Items from a data source
========
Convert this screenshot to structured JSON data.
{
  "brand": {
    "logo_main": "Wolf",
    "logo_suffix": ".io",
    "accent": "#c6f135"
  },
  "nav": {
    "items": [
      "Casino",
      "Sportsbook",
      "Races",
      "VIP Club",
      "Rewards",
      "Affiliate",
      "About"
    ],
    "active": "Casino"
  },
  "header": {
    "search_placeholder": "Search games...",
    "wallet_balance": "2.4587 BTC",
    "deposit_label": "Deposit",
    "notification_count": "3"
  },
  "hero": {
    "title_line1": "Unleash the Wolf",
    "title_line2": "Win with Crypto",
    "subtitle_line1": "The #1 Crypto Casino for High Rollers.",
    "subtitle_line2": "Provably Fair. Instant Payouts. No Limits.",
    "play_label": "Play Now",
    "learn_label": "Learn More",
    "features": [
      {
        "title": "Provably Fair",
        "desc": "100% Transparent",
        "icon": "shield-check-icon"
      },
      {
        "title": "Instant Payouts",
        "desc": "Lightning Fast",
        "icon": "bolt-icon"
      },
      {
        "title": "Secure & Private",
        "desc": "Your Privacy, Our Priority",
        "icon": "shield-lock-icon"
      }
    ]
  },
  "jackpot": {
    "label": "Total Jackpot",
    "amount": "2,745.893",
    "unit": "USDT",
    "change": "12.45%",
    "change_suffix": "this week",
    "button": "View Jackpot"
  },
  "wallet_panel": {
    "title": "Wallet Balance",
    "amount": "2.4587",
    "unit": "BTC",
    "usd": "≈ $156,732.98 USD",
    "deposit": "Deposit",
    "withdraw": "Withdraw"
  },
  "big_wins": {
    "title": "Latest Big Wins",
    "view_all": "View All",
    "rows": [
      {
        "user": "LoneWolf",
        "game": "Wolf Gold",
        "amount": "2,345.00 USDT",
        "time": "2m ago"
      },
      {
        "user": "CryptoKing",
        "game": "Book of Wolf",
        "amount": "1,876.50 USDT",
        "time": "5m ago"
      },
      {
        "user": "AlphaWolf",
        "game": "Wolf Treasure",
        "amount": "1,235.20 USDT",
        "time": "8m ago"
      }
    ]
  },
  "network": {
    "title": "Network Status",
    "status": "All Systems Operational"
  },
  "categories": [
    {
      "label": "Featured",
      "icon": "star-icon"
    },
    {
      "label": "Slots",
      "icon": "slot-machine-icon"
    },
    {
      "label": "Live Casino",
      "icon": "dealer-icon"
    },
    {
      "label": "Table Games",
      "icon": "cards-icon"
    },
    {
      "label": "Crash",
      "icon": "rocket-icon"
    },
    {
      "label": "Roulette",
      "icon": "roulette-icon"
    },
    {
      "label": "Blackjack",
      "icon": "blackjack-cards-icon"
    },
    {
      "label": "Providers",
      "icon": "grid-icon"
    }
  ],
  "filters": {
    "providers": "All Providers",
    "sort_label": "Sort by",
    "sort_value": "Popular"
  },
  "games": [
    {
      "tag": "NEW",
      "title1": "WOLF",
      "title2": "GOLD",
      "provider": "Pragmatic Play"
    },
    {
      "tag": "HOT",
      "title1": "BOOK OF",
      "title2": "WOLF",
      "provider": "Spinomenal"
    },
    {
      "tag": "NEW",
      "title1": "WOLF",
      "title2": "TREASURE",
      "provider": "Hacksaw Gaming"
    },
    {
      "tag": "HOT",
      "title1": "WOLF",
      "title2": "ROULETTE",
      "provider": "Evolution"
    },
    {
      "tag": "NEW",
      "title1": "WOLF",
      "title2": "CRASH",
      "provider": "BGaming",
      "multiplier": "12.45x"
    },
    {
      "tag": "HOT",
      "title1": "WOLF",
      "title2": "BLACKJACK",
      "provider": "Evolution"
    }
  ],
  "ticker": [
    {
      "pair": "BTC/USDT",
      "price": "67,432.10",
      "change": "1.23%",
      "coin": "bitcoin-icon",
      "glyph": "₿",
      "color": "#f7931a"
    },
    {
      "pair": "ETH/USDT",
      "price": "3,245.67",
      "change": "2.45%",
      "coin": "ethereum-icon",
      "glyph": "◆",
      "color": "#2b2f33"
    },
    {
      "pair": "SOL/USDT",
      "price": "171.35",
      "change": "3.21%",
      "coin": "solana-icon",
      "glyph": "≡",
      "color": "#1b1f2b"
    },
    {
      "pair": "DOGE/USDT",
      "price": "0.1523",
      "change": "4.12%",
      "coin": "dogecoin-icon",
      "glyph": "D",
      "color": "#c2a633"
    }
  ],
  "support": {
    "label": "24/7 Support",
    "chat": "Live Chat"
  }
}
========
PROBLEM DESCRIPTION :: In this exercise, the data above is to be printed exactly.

REPLY ::
Convert this screenshot to structured JSON data.
{
  "brand": {
    "logo_main": "Wolf",
    "logo_suffix": ".io",
    "accent": "#c6f135"
  },
  "nav": {
    "items": [
      "Casino",
      "Sportsbook",
      "Races",
      "VIP Club",
      "Rewards",
      "Affiliate",
      "About"
    ],
    "active": "Casino"
  },
  "header": {
    "search_placeholder": "Search games...",
    "wallet_balance": "2.4587 BTC",
    "deposit_label": "Deposit",
    "notification_count": "3"
  },
  "hero": {
    "title_line1": "Unleash the Wolf",
    "title_line2": "Win with Crypto",
    "subtitle_line1": "The #1 Crypto Casino for High Rollers.",
    "subtitle_line2": "Provably Fair. Instant Payouts. No Limits.",
    "play_label": "Play Now",
    "learn_label": "Learn More",
    "features": [
      {
        "title": "Provably Fair",
        "desc": "100% Transparent",
        "icon": "shield-check-icon"
      },
      {
        "title": "Instant Payouts",
        "desc": "Lightning Fast",
        "icon": "bolt-icon"
      },
      {
        "title": "Secure & Private",
        "desc": "Your Privacy, Our Priority",
        "icon": "shield-lock-icon"
      }
    ]
  },
  "jackpot": {
    "label": "Total Jackpot",
    "amount": "2,745.893",
    "unit": "USDT",
    "change": "12.45%",
    "change_suffix": "this week",
    "button": "View Jackpot"
  },
  "wallet_panel": {
    "title": "Wallet Balance",
    "amount": "2.4587",
    "unit": "BTC",
    "usd": "≈ $156,732.98 USD",
    "deposit": "Deposit",
    "withdraw": "Withdraw"
  },
  "big_wins": {
    "title": "Latest Big Wins",
    "view_all": "View All",
    "rows": [
      {
        "user": "LoneWolf",
        "game": "Wolf Gold",
        "amount": "2,345.00 USDT",
        "time": "2m ago"
      },
      {
        "user": "CryptoKing",
        "game": "Book of Wolf",
        "amount": "1,876.50 USDT",
        "time": "5m ago"
      },
      {
        "user": "AlphaWolf",
        "game": "Wolf Treasure",
        "amount": "1,235.20 USDT",
        "time": "8m ago"
      }
    ]
  },
  "network": {
    "title": "Network Status",
    "status": "All Systems Operational"
  },
  "categories": [
    {
      "label": "Featured",
      "icon": "star-icon"
    },
    {
      "label": "Slots",
      "icon": "slot-machine-icon"
    },
    {
      "label": "Live Casino",
      "icon": "dealer-icon"
    },
    {
      "label": "Table Games",
      "icon": "cards-icon"
    },
    {
      "label": "Crash",
      "icon": "rocket-icon"
    },
    {
      "label": "Roulette",
      "icon": "roulette-icon"
    },
    {
      "label": "Blackjack",
      "icon": "blackjack-cards-icon"
    },
    {
      "label": "Providers",
      "icon": "grid-icon"
    }
  ],
  "filters": {
    "providers": "All Providers",
    "sort_label": "Sort by",
    "sort_value": "Popular"
  },
  "games": [
    {
      "tag": "NEW",
      "title1": "WOLF",
      "title2": "GOLD",
      "provider": "Pragmatic Play"
    },
    {
      "tag": "HOT",
      "title1": "BOOK OF",
      "title2": "WOLF",
      "provider": "Spinomenal"
    },
    {
      "tag": "NEW",
      "title1": "WOLF",
      "title2": "TREASURE",
      "provider": "Hacksaw Gaming"
    },
    {
      "tag": "HOT",
      "title1": "WOLF",
      "title2": "ROULETTE",
      "provider": "Evolution"
    },
    {
      "tag": "NEW",
      "title1": "WOLF",
      "title2": "CRASH",
      "provider": "BGaming",
      "multiplier": "12.45x"
    },
    {
      "tag": "HOT",
      "title1": "WOLF",
      "title2": "BLACKJACK",
      "provider": "Evolution"
    }
  ],
  "ticker": [
    {
      "pair": "BTC/USDT",
      "price": "67,432.10",
      "change": "1.23%",
      "coin": "bitcoin-icon",
      "glyph": "₿",
      "color": "#f7931a"
    },
    {
      "pair": "ETH/USDT",
      "price": "3,245.67",
      "change": "2.45%",
      "coin": "ethereum-icon",
      "glyph": "◆",
      "color": "#2b2f33"
    },
    {
      "pair": "SOL/USDT",
      "price": "171.35",
      "change": "3.21%",
      "coin": "solana-icon",
      "glyph": "≡",
      "color": "#1b1f2b"
    },
    {
      "pair": "DOGE/USDT",
      "price": "0.1523",
      "change": "4.12%",
      "coin": "dogecoin-icon",
      "glyph": "D",
      "color": "#c2a633"
    }
  ],
  "support": {
    "label": "24/7 Support",
    "chat": "Live Chat"
  }
}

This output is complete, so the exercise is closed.